Intelligent CIO Africa Issue 20 - Page 66

INTELLIGENT BRANDS // Cloud The importance of GDPR compliance for Nigerian businesses ///////////////////////////// Adebayo Sanni, Oracle Nigeria’s MD stresses that the significance of GDPR isn’t only for global companies, a small start-up in downtown Lagos serving a customer in Europe isn’t exempt from compliance. T he deadline for compliance with the General Data Protection Regulation (GDPR) has come and gone. And while it happened without too much fanfare in Nigeria, companies that think they can ignore the legislation and maintain a business as usual approach are in for a rude awakening. Any organisation (irrespective of its size, industry or geographic location) that has dealings with a company or people inside the European Union (EU) must adhere to it. Those not willing to do so face fines of either €20 million or 4% of their global revenue.

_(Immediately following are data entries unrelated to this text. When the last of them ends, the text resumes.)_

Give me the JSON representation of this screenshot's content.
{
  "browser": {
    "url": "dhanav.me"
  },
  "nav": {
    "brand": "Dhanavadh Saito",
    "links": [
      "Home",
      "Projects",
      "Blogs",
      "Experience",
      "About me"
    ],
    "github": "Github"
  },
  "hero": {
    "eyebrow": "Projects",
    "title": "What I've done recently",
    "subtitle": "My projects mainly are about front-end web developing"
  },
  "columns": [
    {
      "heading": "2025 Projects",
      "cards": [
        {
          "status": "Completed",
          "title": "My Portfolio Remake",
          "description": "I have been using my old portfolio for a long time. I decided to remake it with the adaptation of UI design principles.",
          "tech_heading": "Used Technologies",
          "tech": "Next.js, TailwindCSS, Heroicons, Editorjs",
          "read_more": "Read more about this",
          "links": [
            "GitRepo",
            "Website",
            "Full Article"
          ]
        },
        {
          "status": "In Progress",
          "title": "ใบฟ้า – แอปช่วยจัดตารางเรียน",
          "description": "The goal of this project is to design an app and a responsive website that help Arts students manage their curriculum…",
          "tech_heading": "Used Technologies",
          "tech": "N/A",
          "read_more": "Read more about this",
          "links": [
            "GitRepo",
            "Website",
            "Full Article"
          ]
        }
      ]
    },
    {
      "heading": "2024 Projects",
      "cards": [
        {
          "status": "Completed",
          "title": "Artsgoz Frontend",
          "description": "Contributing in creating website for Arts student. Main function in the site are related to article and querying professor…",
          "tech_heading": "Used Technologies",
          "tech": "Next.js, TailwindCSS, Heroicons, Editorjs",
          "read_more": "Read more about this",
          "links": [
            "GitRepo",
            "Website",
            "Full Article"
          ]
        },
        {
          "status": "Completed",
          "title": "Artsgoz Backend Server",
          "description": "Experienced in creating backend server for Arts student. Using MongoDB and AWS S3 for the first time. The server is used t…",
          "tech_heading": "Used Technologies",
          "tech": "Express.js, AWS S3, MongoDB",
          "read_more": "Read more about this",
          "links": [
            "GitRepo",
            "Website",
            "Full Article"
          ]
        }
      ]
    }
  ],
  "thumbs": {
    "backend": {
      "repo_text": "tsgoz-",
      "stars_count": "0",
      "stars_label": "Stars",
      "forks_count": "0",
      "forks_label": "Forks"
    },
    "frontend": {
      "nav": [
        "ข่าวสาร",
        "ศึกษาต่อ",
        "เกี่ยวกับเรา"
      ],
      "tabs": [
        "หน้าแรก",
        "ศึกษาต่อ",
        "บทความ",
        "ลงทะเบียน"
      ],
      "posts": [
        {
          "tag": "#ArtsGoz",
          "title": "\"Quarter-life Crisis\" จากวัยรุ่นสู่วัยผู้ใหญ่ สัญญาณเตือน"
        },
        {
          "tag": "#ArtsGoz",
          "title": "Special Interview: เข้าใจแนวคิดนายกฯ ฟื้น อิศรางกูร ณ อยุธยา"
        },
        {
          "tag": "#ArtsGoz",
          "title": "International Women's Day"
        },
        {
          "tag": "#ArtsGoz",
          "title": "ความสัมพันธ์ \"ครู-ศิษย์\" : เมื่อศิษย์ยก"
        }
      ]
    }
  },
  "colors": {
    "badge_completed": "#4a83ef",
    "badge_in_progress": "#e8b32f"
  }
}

For cloud providers that have customers around the world, this is a significant piece of regulation. However, even a small start-up in downtown Lagos that provides a service to a person living in France must be compliant. Of course, the cloud provides many benefits to organisations that are required to be GDPR-compliant. Not only does it provide a more secure platform, but the environment is robust and continuously updated to reflect the latest technology innovations. Changing behaviour At 68 pages with 99 separate areas of focus, it is hardly surprising that many feel intimidated by GDPR. For those providing cloud or ‘as-a-service’ solutions, there are 66 INTELLIGENTCIO Adebayo Sanni, Managing Director, Oracle Nigeria four key requirements to consider – data security; rights of individuals; documentation and security audits; and data breach notifications. But even before one can delve into the technical aspects of compliancy, the reality is that many Nigerian businesses need to change the way they view and use data. Certainly, the situation is not unique to the country with many others struggling to adapt to a new way of capturing, storing, using and sharing data. Companies should carefully review whether the information they collect about their customers is necessary and, if it is, how securely is it stored and protected from external systems. An important aspect of this is to make sure the language used in data collection policies is written in a way that the layperson can understand. So, no more hiding behind legalese or difficult to follow technical concepts. Already, there is a groundswell of support to the mantra ‘your data, your property.’ Nigerian businesses must ensure they keep this in mind. This is also where the critically important ‘right to forget’ component of GDPR comes in. A consumer can delete his or her profile at a business with the personal information needing to be wiped clear. Just consider the impact this will have on social networks. Local guidance Fortunately, Nigeria has the Digital Rights and Freedom Bill for companies to fall back on. Even though it is still awaiting presidential assent, the bill does provide organisations with guidance on data handling, collection and use in the country. Furthermore, compliance is not something that is done once and forgotten. Instead, decision-makers need to continually review and assess their data management strategies and policies. The GDPR is an ongoing concern that requires an integrated approach to data. Fundamentally, local companies do not have the luxury of using disparate databases and systems any longer. They must all be integrated, with the data securely stored every step of the process. n